**What is needed**
When the word "icon" shows up in a line of the data below, copy that whole line.

=== Stored data ===

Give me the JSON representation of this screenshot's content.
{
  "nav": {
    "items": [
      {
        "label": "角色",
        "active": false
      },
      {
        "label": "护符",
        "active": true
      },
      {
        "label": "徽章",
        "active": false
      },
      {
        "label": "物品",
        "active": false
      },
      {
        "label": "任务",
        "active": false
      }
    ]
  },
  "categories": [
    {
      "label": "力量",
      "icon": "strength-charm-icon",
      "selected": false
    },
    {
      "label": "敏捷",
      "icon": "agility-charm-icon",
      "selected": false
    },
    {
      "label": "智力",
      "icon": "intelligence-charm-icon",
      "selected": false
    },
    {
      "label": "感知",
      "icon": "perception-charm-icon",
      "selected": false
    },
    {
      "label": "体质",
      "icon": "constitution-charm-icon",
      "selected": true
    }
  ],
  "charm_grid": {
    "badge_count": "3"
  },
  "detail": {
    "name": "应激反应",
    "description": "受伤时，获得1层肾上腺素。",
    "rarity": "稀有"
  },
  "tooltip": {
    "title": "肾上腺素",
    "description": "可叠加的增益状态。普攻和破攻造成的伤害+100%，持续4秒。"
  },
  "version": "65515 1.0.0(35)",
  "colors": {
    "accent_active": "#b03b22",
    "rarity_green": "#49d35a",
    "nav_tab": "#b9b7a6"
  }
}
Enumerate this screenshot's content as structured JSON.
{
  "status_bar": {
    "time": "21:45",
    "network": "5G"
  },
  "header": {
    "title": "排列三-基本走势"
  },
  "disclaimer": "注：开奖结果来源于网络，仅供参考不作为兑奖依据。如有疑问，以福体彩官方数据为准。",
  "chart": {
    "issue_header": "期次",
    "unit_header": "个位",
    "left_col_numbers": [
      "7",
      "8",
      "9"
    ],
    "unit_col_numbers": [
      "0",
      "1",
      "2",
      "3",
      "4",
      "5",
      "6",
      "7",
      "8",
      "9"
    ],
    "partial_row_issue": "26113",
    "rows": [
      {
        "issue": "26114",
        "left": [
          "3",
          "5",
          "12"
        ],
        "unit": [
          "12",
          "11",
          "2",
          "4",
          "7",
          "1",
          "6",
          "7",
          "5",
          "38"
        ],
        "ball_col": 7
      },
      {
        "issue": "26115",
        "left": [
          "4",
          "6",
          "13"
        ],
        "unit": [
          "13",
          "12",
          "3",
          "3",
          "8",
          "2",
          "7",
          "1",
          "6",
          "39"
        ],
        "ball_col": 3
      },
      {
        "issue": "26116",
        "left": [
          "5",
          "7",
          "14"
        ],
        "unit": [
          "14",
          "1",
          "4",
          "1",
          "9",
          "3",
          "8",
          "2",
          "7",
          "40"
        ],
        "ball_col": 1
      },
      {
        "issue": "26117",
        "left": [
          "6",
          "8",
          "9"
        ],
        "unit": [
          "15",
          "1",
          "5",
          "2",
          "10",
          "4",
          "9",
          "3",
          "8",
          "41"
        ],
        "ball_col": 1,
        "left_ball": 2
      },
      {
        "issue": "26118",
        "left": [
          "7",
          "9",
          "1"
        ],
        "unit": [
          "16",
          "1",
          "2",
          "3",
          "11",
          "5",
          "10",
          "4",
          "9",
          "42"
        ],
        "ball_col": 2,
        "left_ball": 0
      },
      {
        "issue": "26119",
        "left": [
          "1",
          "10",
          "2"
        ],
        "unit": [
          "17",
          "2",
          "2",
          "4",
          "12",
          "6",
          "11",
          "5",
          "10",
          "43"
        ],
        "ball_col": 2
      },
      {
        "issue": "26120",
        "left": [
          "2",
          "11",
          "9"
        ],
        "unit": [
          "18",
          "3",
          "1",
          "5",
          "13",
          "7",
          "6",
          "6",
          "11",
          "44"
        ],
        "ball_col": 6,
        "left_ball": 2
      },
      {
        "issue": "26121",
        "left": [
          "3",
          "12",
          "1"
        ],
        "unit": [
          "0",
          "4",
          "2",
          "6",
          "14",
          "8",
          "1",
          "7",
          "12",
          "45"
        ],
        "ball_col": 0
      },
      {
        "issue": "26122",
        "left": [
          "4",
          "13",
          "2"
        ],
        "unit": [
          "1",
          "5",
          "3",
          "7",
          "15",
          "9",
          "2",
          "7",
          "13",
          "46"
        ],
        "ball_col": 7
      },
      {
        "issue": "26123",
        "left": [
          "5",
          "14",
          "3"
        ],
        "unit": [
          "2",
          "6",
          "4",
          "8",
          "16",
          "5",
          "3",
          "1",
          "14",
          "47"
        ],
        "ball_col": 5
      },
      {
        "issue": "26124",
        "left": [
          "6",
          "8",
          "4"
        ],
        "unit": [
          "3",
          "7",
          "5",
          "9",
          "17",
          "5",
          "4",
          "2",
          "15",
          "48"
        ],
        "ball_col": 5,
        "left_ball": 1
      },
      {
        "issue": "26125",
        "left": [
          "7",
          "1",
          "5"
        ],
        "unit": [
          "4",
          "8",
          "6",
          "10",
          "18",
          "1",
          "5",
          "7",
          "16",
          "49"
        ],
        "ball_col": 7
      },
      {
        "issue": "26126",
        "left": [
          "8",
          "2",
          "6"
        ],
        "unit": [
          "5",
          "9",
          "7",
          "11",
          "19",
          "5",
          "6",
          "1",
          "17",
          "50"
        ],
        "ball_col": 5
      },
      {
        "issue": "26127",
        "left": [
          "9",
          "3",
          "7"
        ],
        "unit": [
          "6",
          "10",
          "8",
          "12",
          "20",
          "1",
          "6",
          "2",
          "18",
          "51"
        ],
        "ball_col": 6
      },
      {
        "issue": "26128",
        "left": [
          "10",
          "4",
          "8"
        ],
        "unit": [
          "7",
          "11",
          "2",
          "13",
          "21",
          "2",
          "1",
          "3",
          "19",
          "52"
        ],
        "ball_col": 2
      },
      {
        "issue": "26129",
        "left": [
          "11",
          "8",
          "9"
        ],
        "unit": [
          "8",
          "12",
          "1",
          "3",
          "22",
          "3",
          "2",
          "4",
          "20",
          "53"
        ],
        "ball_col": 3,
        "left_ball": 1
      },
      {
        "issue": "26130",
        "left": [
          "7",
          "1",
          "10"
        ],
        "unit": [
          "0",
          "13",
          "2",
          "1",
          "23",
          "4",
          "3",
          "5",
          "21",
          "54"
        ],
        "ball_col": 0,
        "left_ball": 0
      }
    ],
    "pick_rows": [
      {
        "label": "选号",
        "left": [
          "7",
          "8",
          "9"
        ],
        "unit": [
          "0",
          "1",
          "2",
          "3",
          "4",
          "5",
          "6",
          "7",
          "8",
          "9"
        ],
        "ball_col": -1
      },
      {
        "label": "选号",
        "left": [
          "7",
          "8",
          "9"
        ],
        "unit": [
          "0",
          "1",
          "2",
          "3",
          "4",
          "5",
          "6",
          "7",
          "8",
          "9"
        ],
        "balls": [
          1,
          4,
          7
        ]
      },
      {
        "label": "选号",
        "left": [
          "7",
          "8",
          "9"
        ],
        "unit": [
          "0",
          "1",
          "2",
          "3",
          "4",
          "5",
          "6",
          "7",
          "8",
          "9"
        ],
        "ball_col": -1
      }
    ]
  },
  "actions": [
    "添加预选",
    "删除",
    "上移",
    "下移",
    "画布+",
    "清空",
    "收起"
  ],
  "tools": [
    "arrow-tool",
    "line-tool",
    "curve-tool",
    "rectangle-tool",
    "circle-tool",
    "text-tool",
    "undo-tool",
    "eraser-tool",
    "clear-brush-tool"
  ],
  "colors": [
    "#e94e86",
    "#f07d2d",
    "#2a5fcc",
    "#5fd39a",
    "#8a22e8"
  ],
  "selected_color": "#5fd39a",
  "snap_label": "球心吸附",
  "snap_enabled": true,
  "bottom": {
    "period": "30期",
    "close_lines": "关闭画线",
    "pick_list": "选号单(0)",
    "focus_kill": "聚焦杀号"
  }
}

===

**Response to this task**
      "icon": "strength-charm-icon",
      "icon": "agility-charm-icon",
      "icon": "intelligence-charm-icon",
      "icon": "perception-charm-icon",
      "icon": "constitution-charm-icon",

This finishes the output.